BRIAN THIEM: After an hour of mingling with the 50 or so people at a neighborhood party on New Year’s Day, I made my way through the buffet table and located a place to sit with my overflowing plate of goodies. It was a comfy chair in a corner of the living room with my back to not only one wall but two. My friends joked that they were saving this seat especially for me so no one could sneak up behind me, and should a member of ISIS appear among the partygoers, I’d spot him. Old habits die hard.
Its’ been 13 years since I’ve carried a badge and gun for a living, but when I go out to dinner with friends, I still quickly grab the seat where I can best view the crowd and, if possible, the doors. When I enter a convenience store, I still pause at the doorway and scan the shoppers. I check the faces and demeanor of the clerks behind the cash registers for signs of distress. I know the chances of a take-over robbery occurring at the restaurant where I’m eating or a stick-up going down at the store I’m entering are slight, but old habit die hard.

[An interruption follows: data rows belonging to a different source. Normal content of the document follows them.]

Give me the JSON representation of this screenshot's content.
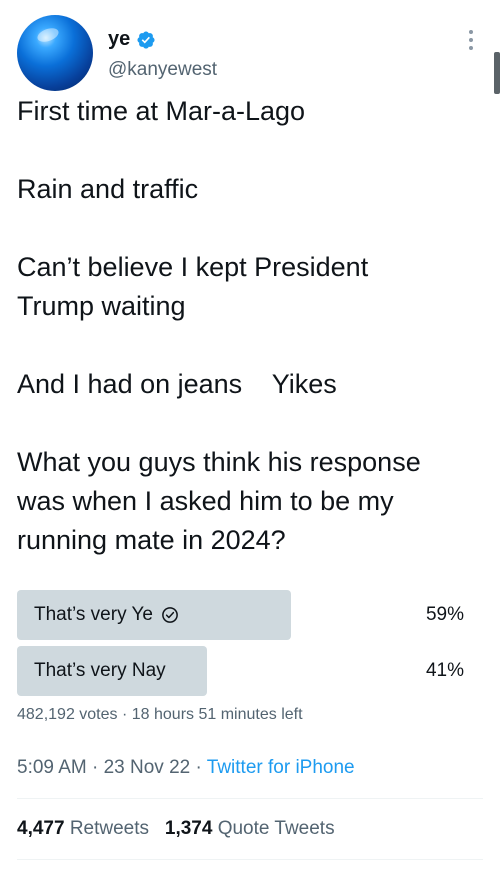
{
  "author": {
    "display_name": "ye",
    "handle": "@kanyewest",
    "avatar_icon": "blue-globe-avatar",
    "verified_icon": "verified-badge-icon",
    "verified_color": "#1d9bf0"
  },
  "tweet": {
    "lines": [
      "First time at Mar-a-Lago",
      "",
      "Rain and traffic",
      "",
      "Can’t believe I kept President",
      "Trump waiting",
      "",
      "And I had on jeans    Yikes",
      "",
      "What you guys think his response",
      "was when I asked him to be my",
      "running mate in 2024?"
    ]
  },
  "poll": {
    "options": [
      {
        "label": "That’s very Ye",
        "percent_text": "59%",
        "percent": 59,
        "selected": true
      },
      {
        "label": "That’s very Nay",
        "percent_text": "41%",
        "percent": 41,
        "selected": false
      }
    ],
    "votes": "482,192 votes",
    "separator": "·",
    "time_left": "18 hours 51 minutes left",
    "bar_color": "#cfd9de"
  },
  "meta": {
    "time": "5:09 AM",
    "date": "23 Nov 22",
    "separator": "·",
    "source": "Twitter for iPhone",
    "link_color": "#1d9bf0"
  },
  "stats": {
    "retweets_count": "4,477",
    "retweets_label": "Retweets",
    "quotes_count": "1,374",
    "quotes_label": "Quote Tweets"
  }
}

When my wife and I first started dating 18 years ago, she was perplexed (to say the least) when I continually guided her to my left side as we walked down a street and offered up my left arm or hand for her to hold. As a young soldier in the Army, I learned to carry things in my left hand to keep my right hand free for saluting. That habit was reinforced when I joined the police department—always keep your gun hand free. Today, I still do the same because old habits die hard.
I still stand to the side of doors when knocking or ringing a doorbell. I doubt the person I’m visiting will empty an assault rifle’s magazine through the door if I’m standing in front of it, but old habits die hard.
When I pull up to a traffic light, I still stop a car length behind the car in front of me. Cops are trained not to let themselves get boxed in. If an emergency call comes over the radio or we spot a felony-want vehicle driving toward us, we want an escape route. And we certainly don’t want to be bumper-to-bumper with the car in front of us if we suddenly realize it matches the description of one used in a string of armed robberies. Old habits die hard.
When I started in police work, very few of us wore seatbelts when on patrol. The fear of being trapped in our cars if a bad guy suddenly appeared and started shooting at us was greater than dying in a crash. Halfway through my career, our department mandated the use of seatbelts during normal operations (a good decision), even though the law provided a law enforcement exception to the seatbelt laws. But we began unbuckling our seatbelts as we approached a scene, so that upon arrival, it was one less thing to do if we needed to hastily exit our cars. That habit continued well into retirement, whether I was pulling into the grocery store or my driveway. But thanks to my new car’s nagging admonishment when my seatbelt is undone, I no longer release it a block before my destination.
Today, my retired brothers and sisters in blue and I can laugh at some of our old cop habits, but we know that these habits may have allowed us to survive the streets and make it to retirement, so many will remain with us forever.
I’d love to hear from others out there—either former cops or friends of cops—about other cop habits they notice in people who had once carried a badge and gun for a living.